Avengers mini-cards (speaking activity)

With Avengers: Endgame premiering this week, what better time to refresh your students’ knowledge about the Marvel cinematic universe?

Here’s a set of printable mini-cards especially designed in the Marvel colors to help your students engage on conversation on the topic of the Avengers movies and help them prepare for the latest one in this series. There is also a black&white version of the mini-cards included together with the suggested answers to the questions.

Have fun!

Work-related phrases and idioms – printable mini-cards

Here’s a handout that you can use to supplement work-related vocabulary in your lessons. It can be used with intermediate students, but I think it might work at the pre-intermediate level as well.

Basically, all you need to do is print this sheet on card, cut the mini-cards and use them to play vocabulary games.

Download the handout here:

Should / Shouldn’t (giving advice)

doctor
photo: pixabay.com

Here’s a prescription template that you can print and use in the classroom. If you’re teaching primary students, this might come in handy in a lesson on how to give advice using SHOULD and SHOULDN’T.

Pair up students and have them role play a doctor-patient dialogue using this prescription template to guide them.

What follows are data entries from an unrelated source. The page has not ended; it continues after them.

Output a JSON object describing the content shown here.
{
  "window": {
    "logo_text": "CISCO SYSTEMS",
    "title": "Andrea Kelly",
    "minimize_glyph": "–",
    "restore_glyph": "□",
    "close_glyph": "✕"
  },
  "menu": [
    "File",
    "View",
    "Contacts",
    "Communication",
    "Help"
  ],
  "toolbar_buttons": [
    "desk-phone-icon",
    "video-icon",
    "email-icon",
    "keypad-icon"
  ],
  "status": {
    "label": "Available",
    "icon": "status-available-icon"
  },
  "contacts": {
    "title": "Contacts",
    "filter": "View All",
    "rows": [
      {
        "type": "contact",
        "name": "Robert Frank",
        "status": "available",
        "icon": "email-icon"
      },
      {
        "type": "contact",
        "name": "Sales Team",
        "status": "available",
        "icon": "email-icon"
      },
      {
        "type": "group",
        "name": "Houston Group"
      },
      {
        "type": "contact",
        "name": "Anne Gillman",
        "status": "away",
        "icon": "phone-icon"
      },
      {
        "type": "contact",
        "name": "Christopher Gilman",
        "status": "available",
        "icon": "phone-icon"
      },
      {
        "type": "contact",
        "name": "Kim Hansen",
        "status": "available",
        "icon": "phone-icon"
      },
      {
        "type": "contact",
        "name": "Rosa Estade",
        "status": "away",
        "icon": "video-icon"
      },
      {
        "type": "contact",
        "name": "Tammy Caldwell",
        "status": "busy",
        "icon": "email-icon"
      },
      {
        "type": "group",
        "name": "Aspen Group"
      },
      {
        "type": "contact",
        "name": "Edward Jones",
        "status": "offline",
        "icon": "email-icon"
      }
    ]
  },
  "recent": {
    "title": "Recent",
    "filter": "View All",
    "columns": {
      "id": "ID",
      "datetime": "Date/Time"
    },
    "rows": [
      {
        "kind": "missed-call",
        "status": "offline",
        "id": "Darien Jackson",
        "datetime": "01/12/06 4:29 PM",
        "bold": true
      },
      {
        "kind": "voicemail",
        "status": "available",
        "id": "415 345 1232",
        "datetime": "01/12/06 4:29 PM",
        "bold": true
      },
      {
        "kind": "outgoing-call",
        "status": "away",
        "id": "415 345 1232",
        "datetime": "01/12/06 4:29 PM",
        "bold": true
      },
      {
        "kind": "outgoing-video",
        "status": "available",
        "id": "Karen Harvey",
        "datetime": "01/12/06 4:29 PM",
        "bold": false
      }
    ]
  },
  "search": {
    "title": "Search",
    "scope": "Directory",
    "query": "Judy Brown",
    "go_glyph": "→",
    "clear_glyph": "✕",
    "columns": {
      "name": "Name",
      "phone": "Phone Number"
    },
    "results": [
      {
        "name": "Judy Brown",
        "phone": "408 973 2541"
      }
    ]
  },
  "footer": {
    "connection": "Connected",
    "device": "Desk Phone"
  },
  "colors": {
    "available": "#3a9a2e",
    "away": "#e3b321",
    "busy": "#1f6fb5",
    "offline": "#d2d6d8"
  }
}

Download printable here: Prescription.

Happy teaching!

What’s the matter?

PhotoHere’s a prescription printable that you can use for doctor-patient role-plays with Movers. There’s two of them on one page so hopefully that helps with the printing.

Download the handout here: Prescription.

It’s a pretty basic form but it will help the “doctors” ask the right questions and give and record the advice.

Structures that could be used in the lesson:
What’s your name?
How old are you?
What’s your address?
What’s the matter?
Where does it hurt?
Here are some pills for…
You should eat/drink/exercise…

I have some plastic stethoscopes (like the one in the photo above) that I usually use for this kind of lesson. The kids love them and they have a lot of fun giving consultations.

Hope you find this useful.
Have fun teaching!
👩‍🏫

Ice Age: The Great Egg-Scapade handouts

The_Great_Egg-Scapade
Photo source: iceage.wikia.com

We’re celebrating Easter on Sunday here in Romania so this week is all about Easter-related activities.

Ice Age: The Great Egg-Scapade is only 20 minutes or so so you can fit it nicely into one of your lessons this week. Here’s the trailer.

To get kids more familiar with the characters, use this handout: EggScapadeCharacters. It’s a simple matching exercise and it helps them remember/learn the names of the animals in the story. Then you can have them guess the order in which certain events happen using this handout: OrderEvents. You can cut the stripes of paper beforehand or have them cut them in class. After they watch the short film, they check to see if they guessed the right order.

I also came up with some questions especially for my KET students (they’re quite strong learners). You can find them below:

  1. Who’s your favourite Ice Age character? Why?
  2. Imagine you lived in the Ice Age. What would you wear? What would you eat? Where would you live?
  3. Would you rather be more like Manny or more like Diego? Why?
  4. Have you ever seen an egg hatching?
  5. Have you ever been on an egg hunt? How many eggs did you find?

I hope you’ll find all this useful. I’d love to get any feedback on the handouts.

Like&share!

🌱🌱🌱

Easter Board Game (Movers level)

1Hello! Since we’re going to celebrate Easter this weekend here in Romania and the kids (and the teachers!) are a couple of days away from a two-week spring break (oh-god-yes), I thought I’d make an Easter-related board game that involves more movement and is hopefully more fun. Also, this time it’s in Word, so you can edit it if you want.

So without further ado, here it is: Easter Board Game finalI plan on using it with my stronger Movers. Hope they’ll have fun with it.

Well, that’s it. Don’t forget to like and share and if you have any suggestions, I’d be more than happy to read them.

Have a great spring!🌼🌼🌼

 

Past Tense Practice

Here are some cards that you can cut and use to revise Wh- questions in the past. You can first ask your students to write down the questions using the words on the mini-cards, give some feedback and then use the questions to start a conversation in pairs or small groups.

Download here: Questions Past.

Happy teaching & enjoy the summer!🏝🏝🏝 🌞 🌞 🌞

Alma

summer
source: pinterest